== Data for this task
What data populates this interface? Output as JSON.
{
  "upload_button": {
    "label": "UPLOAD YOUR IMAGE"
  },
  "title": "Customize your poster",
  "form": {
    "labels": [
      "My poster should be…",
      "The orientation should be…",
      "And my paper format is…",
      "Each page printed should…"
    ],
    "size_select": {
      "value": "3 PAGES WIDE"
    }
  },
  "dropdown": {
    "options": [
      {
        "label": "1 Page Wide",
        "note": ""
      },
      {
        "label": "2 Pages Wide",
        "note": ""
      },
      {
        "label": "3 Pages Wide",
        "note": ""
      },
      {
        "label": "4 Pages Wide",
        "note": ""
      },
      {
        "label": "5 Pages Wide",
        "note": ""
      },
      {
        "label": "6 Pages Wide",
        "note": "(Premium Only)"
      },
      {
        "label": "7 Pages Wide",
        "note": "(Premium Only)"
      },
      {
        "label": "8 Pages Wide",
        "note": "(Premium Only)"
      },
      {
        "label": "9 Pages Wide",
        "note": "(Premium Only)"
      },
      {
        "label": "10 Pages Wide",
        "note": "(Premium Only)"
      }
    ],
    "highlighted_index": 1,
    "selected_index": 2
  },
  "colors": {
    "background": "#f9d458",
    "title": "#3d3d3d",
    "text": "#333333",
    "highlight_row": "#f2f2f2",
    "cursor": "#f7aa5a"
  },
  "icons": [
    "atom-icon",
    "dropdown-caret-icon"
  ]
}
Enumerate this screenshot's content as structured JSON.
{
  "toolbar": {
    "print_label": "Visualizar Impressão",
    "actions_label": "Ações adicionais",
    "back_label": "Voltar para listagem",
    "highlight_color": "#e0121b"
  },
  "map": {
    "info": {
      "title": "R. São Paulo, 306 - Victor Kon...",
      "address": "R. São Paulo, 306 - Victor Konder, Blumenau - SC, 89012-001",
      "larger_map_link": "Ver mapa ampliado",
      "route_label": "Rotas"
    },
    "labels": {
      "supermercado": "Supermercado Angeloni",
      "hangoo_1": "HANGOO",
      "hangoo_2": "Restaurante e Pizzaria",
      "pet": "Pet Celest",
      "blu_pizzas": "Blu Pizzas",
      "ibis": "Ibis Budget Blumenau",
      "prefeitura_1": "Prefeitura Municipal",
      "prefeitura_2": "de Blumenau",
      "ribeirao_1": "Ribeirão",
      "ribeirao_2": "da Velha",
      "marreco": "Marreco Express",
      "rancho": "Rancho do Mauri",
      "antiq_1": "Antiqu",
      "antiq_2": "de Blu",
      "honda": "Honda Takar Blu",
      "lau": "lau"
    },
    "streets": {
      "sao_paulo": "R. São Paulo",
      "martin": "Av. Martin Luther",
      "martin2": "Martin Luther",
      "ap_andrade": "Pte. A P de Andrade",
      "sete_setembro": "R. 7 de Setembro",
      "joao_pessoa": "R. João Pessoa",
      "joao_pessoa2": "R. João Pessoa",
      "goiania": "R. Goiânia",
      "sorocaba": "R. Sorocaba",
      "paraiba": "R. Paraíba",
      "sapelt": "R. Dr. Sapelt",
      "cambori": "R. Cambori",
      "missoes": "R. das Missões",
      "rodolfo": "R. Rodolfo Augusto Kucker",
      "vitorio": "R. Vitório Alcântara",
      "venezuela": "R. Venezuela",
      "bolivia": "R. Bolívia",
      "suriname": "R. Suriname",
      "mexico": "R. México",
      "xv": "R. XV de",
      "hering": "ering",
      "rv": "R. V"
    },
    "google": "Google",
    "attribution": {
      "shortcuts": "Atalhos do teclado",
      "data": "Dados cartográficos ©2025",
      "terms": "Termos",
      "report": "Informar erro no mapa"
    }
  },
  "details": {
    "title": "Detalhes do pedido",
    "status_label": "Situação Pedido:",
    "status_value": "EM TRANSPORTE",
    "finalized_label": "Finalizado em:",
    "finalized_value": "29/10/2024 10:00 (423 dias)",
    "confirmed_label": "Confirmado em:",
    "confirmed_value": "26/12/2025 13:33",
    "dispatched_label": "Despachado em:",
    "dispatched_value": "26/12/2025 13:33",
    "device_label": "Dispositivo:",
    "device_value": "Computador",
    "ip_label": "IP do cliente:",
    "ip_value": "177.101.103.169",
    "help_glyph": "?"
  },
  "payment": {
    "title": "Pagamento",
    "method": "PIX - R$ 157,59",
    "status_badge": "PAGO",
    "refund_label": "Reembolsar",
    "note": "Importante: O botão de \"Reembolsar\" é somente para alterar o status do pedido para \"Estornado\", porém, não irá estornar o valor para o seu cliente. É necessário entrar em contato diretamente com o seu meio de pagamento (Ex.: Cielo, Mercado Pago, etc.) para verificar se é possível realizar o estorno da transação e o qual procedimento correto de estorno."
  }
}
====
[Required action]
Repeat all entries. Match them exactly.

[Final answer]
What data populates this interface? Output as JSON.
{
  "upload_button": {
    "label": "UPLOAD YOUR IMAGE"
  },
  "title": "Customize your poster",
  "form": {
    "labels": [
      "My poster should be…",
      "The orientation should be…",
      "And my paper format is…",
      "Each page printed should…"
    ],
    "size_select": {
      "value": "3 PAGES WIDE"
    }
  },
  "dropdown": {
    "options": [
      {
        "label": "1 Page Wide",
        "note": ""
      },
      {
        "label": "2 Pages Wide",
        "note": ""
      },
      {
        "label": "3 Pages Wide",
        "note": ""
      },
      {
        "label": "4 Pages Wide",
        "note": ""
      },
      {
        "label": "5 Pages Wide",
        "note": ""
      },
      {
        "label": "6 Pages Wide",
        "note": "(Premium Only)"
      },
      {
        "label": "7 Pages Wide",
        "note": "(Premium Only)"
      },
      {
        "label": "8 Pages Wide",
        "note": "(Premium Only)"
      },
      {
        "label": "9 Pages Wide",
        "note": "(Premium Only)"
      },
      {
        "label": "10 Pages Wide",
        "note": "(Premium Only)"
      }
    ],
    "highlighted_index": 1,
    "selected_index": 2
  },
  "colors": {
    "background": "#f9d458",
    "title": "#3d3d3d",
    "text": "#333333",
    "highlight_row": "#f2f2f2",
    "cursor": "#f7aa5a"
  },
  "icons": [
    "atom-icon",
    "dropdown-caret-icon"
  ]
}
Enumerate this screenshot's content as structured JSON.
{
  "toolbar": {
    "print_label": "Visualizar Impressão",
    "actions_label": "Ações adicionais",
    "back_label": "Voltar para listagem",
    "highlight_color": "#e0121b"
  },
  "map": {
    "info": {
      "title": "R. São Paulo, 306 - Victor Kon...",
      "address": "R. São Paulo, 306 - Victor Konder, Blumenau - SC, 89012-001",
      "larger_map_link": "Ver mapa ampliado",
      "route_label": "Rotas"
    },
    "labels": {
      "supermercado": "Supermercado Angeloni",
      "hangoo_1": "HANGOO",
      "hangoo_2": "Restaurante e Pizzaria",
      "pet": "Pet Celest",
      "blu_pizzas": "Blu Pizzas",
      "ibis": "Ibis Budget Blumenau",
      "prefeitura_1": "Prefeitura Municipal",
      "prefeitura_2": "de Blumenau",
      "ribeirao_1": "Ribeirão",
      "ribeirao_2": "da Velha",
      "marreco": "Marreco Express",
      "rancho": "Rancho do Mauri",
      "antiq_1": "Antiqu",
      "antiq_2": "de Blu",
      "honda": "Honda Takar Blu",
      "lau": "lau"
    },
    "streets": {
      "sao_paulo": "R. São Paulo",
      "martin": "Av. Martin Luther",
      "martin2": "Martin Luther",
      "ap_andrade": "Pte. A P de Andrade",
      "sete_setembro": "R. 7 de Setembro",
      "joao_pessoa": "R. João Pessoa",
      "joao_pessoa2": "R. João Pessoa",
      "goiania": "R. Goiânia",
      "sorocaba": "R. Sorocaba",
      "paraiba": "R. Paraíba",
      "sapelt": "R. Dr. Sapelt",
      "cambori": "R. Cambori",
      "missoes": "R. das Missões",
      "rodolfo": "R. Rodolfo Augusto Kucker",
      "vitorio": "R. Vitório Alcântara",
      "venezuela": "R. Venezuela",
      "bolivia": "R. Bolívia",
      "suriname": "R. Suriname",
      "mexico": "R. México",
      "xv": "R. XV de",
      "hering": "ering",
      "rv": "R. V"
    },
    "google": "Google",
    "attribution": {
      "shortcuts": "Atalhos do teclado",
      "data": "Dados cartográficos ©2025",
      "terms": "Termos",
      "report": "Informar erro no mapa"
    }
  },
  "details": {
    "title": "Detalhes do pedido",
    "status_label": "Situação Pedido:",
    "status_value": "EM TRANSPORTE",
    "finalized_label": "Finalizado em:",
    "finalized_value": "29/10/2024 10:00 (423 dias)",
    "confirmed_label": "Confirmado em:",
    "confirmed_value": "26/12/2025 13:33",
    "dispatched_label": "Despachado em:",
    "dispatched_value": "26/12/2025 13:33",
    "device_label": "Dispositivo:",
    "device_value": "Computador",
    "ip_label": "IP do cliente:",
    "ip_value": "177.101.103.169",
    "help_glyph": "?"
  },
  "payment": {
    "title": "Pagamento",
    "method": "PIX - R$ 157,59",
    "status_badge": "PAGO",
    "refund_label": "Reembolsar",
    "note": "Importante: O botão de \"Reembolsar\" é somente para alterar o status do pedido para \"Estornado\", porém, não irá estornar o valor para o seu cliente. É necessário entrar em contato diretamente com o seu meio de pagamento (Ex.: Cielo, Mercado Pago, etc.) para verificar se é possível realizar o estorno da transação e o qual procedimento correto de estorno."
  }
}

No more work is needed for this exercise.